***** AVAILABLE DATA *****

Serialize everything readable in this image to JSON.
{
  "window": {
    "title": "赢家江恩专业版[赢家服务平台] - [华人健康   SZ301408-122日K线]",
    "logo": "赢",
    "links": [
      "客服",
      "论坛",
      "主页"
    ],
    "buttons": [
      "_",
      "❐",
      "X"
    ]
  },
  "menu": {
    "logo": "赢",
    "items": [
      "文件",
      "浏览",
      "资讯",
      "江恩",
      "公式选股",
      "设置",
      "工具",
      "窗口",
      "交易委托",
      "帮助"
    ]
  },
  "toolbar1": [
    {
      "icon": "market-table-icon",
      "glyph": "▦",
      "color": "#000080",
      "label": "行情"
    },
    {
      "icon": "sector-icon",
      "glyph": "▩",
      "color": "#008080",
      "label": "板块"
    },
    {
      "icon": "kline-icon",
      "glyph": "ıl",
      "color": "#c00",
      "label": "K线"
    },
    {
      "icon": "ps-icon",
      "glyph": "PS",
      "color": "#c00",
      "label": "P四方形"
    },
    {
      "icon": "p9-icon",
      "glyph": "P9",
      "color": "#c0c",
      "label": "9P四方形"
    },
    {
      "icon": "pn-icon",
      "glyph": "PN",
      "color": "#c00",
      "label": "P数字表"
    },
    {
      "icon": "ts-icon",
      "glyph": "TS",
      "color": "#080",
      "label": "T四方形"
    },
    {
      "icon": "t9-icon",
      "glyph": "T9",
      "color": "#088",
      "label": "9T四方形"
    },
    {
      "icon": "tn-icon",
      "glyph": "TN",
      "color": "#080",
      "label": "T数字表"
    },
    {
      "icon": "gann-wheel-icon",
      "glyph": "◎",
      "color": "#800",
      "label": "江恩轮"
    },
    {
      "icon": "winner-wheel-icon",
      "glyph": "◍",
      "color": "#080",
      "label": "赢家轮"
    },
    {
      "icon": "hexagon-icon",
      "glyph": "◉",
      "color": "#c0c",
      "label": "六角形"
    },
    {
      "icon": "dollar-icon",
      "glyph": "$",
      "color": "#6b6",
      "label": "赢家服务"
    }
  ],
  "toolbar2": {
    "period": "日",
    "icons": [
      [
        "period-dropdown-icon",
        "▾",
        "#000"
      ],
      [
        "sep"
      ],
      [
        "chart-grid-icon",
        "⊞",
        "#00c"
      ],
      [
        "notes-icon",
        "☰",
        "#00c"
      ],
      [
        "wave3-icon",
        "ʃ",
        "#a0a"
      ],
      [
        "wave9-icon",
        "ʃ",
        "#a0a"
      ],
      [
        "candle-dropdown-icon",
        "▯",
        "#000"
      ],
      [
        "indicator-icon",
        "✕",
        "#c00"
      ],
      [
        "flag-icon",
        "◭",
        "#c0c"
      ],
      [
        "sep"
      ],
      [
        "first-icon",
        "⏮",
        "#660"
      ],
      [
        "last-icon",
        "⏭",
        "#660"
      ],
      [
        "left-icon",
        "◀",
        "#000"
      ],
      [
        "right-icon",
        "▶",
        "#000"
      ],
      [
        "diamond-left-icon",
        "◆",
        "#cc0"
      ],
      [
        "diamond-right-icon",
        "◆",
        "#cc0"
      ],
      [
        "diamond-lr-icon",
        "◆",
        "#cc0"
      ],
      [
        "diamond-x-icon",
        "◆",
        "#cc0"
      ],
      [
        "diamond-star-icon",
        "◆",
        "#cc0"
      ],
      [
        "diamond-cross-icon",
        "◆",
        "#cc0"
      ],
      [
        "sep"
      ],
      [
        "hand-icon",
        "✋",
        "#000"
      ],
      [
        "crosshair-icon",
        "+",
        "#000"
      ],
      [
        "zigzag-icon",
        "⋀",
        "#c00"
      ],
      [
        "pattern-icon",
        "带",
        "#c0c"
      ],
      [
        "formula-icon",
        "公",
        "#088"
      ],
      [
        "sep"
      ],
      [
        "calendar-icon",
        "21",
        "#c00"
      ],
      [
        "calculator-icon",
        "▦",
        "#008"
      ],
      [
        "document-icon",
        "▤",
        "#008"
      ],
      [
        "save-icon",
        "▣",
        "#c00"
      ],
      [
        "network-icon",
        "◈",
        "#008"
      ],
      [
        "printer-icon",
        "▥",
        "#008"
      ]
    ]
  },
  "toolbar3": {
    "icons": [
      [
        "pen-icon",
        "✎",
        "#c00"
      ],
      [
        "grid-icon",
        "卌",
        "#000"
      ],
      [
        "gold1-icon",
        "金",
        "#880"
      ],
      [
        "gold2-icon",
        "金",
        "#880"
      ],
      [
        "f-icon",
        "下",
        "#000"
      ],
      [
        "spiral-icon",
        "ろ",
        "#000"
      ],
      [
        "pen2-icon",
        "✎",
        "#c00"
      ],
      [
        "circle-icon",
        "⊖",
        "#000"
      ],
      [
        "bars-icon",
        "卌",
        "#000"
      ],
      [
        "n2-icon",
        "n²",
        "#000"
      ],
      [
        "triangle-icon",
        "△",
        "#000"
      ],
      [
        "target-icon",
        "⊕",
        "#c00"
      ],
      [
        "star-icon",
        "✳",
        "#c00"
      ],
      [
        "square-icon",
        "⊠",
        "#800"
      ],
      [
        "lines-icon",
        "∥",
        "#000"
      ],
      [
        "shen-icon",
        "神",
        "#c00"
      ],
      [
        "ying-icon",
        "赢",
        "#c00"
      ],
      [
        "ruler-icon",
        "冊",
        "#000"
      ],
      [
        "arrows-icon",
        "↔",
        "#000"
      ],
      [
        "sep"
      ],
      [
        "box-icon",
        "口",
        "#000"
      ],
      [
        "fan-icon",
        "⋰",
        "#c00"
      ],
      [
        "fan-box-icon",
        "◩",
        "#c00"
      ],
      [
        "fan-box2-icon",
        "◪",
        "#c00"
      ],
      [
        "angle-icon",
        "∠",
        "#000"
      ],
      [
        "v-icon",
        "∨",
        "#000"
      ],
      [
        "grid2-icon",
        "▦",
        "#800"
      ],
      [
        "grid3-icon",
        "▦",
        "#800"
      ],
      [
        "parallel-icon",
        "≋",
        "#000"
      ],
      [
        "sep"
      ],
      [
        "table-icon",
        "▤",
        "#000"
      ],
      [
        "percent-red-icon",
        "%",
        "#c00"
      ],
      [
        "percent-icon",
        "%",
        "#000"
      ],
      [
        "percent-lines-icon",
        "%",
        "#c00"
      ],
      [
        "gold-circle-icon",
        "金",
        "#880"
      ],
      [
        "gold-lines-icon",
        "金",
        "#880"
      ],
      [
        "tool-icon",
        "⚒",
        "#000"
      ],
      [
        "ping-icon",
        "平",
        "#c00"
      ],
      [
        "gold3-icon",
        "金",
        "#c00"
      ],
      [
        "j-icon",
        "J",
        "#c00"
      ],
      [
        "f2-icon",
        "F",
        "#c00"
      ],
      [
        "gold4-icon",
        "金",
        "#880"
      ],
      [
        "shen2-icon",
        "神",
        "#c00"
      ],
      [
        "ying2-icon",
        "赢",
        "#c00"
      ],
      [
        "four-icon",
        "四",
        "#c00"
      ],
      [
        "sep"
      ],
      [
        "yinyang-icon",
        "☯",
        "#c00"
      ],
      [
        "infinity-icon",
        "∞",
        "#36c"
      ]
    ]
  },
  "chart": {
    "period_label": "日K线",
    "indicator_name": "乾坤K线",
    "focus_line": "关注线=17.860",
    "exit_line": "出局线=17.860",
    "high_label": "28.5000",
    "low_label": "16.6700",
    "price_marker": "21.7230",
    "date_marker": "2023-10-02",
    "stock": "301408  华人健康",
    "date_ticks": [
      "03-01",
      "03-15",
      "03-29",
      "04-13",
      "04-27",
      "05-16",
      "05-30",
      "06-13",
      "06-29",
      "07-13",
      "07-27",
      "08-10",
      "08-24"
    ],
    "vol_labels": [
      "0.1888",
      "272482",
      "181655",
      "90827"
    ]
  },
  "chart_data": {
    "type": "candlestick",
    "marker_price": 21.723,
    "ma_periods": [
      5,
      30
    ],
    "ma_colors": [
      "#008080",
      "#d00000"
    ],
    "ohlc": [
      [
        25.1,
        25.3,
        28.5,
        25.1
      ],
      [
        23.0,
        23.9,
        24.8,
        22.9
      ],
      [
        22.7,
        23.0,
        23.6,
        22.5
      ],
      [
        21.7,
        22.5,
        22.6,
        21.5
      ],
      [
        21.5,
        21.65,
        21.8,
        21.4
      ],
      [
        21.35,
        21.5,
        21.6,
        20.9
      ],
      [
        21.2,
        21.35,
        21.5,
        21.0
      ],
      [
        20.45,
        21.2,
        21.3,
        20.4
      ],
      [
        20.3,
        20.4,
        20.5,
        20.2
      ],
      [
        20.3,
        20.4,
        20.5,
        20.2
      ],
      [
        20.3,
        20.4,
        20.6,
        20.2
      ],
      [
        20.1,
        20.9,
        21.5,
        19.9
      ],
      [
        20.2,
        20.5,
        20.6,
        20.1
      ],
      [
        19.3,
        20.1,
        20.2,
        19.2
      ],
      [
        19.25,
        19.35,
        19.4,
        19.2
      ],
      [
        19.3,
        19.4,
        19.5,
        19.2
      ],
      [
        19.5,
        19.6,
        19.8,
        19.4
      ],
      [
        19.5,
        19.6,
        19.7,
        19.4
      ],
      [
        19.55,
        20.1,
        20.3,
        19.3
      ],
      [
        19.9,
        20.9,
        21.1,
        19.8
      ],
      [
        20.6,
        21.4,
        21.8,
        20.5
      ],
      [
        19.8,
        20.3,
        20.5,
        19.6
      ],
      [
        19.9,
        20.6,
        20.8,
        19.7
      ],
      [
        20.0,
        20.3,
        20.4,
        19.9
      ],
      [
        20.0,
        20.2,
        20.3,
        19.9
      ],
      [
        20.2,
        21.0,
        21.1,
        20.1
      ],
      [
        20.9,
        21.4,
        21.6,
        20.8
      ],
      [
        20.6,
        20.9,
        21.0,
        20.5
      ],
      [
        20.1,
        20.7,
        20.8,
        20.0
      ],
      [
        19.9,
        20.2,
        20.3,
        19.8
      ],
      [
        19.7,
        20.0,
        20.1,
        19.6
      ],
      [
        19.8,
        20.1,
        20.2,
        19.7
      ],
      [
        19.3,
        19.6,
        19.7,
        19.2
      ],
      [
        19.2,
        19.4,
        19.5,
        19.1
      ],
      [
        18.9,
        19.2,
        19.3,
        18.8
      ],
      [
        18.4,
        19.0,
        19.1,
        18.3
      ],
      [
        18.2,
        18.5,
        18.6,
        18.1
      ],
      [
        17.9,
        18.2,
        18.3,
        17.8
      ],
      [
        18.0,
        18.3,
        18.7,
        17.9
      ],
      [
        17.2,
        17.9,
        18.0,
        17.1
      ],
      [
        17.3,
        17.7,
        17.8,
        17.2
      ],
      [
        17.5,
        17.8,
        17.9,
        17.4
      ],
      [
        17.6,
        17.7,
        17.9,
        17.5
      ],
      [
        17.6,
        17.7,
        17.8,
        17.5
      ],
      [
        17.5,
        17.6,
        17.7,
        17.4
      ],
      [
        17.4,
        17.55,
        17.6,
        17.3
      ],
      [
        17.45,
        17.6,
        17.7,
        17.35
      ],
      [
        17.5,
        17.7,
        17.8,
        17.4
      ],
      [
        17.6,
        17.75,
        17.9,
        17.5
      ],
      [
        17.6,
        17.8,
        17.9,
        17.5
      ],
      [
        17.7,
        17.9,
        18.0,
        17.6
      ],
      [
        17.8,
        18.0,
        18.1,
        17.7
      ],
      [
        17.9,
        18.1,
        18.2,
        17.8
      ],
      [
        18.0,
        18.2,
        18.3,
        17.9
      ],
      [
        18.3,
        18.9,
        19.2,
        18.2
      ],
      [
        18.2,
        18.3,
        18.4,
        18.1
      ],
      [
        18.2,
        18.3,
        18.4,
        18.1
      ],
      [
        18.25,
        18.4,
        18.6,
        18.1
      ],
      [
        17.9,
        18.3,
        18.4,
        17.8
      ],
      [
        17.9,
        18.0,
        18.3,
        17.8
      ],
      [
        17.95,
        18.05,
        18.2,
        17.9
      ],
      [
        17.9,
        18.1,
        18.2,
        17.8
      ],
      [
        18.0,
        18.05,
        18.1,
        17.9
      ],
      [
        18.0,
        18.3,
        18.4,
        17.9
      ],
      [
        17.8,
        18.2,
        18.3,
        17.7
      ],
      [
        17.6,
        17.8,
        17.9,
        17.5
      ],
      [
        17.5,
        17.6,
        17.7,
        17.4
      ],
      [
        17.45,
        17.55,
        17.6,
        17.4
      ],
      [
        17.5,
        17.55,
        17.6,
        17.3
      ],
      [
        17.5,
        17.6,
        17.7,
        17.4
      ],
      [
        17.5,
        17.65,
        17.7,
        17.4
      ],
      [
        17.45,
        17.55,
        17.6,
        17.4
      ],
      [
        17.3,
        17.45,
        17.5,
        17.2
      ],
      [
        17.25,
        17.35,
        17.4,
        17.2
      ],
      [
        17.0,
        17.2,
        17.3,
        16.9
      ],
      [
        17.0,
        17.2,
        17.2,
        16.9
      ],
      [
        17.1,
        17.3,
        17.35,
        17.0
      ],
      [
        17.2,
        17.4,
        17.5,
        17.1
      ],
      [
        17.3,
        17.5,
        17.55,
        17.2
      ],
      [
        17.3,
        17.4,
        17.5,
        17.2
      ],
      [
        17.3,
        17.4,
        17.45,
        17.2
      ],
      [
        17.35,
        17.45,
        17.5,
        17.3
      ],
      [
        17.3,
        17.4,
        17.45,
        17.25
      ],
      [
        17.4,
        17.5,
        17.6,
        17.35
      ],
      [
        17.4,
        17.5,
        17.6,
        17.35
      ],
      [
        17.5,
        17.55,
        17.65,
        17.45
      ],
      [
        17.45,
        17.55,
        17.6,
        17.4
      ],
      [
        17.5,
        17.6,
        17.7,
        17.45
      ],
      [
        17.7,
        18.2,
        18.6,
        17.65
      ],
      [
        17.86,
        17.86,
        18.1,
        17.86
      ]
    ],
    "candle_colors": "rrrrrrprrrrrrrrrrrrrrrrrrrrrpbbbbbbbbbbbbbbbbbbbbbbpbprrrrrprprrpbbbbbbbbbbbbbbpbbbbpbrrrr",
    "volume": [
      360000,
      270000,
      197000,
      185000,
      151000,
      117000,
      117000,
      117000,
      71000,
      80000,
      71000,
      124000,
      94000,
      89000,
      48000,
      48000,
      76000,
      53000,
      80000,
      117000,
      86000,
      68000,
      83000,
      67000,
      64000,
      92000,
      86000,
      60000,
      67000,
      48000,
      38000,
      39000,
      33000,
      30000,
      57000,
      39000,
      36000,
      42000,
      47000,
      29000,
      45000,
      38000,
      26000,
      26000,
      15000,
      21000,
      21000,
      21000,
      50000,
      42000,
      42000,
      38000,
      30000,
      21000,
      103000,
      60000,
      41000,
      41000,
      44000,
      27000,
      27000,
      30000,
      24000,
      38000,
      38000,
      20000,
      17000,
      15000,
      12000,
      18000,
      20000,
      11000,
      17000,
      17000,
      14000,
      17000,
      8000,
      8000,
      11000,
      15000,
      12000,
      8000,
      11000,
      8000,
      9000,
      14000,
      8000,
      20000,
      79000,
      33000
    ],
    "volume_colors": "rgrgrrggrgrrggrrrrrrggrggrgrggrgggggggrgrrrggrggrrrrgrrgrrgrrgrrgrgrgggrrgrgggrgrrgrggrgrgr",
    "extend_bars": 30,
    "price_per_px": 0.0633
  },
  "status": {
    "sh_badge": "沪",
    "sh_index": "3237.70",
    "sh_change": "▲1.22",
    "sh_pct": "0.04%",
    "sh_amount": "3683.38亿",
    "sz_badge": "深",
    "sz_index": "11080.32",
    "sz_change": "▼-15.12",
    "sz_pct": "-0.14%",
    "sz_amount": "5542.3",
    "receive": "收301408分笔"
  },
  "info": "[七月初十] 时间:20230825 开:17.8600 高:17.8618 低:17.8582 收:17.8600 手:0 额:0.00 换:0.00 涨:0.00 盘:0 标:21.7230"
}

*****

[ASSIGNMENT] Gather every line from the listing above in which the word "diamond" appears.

[SOLUTION]
        "diamond-left-icon",
        "diamond-right-icon",
        "diamond-lr-icon",
        "diamond-x-icon",
        "diamond-star-icon",
        "diamond-cross-icon",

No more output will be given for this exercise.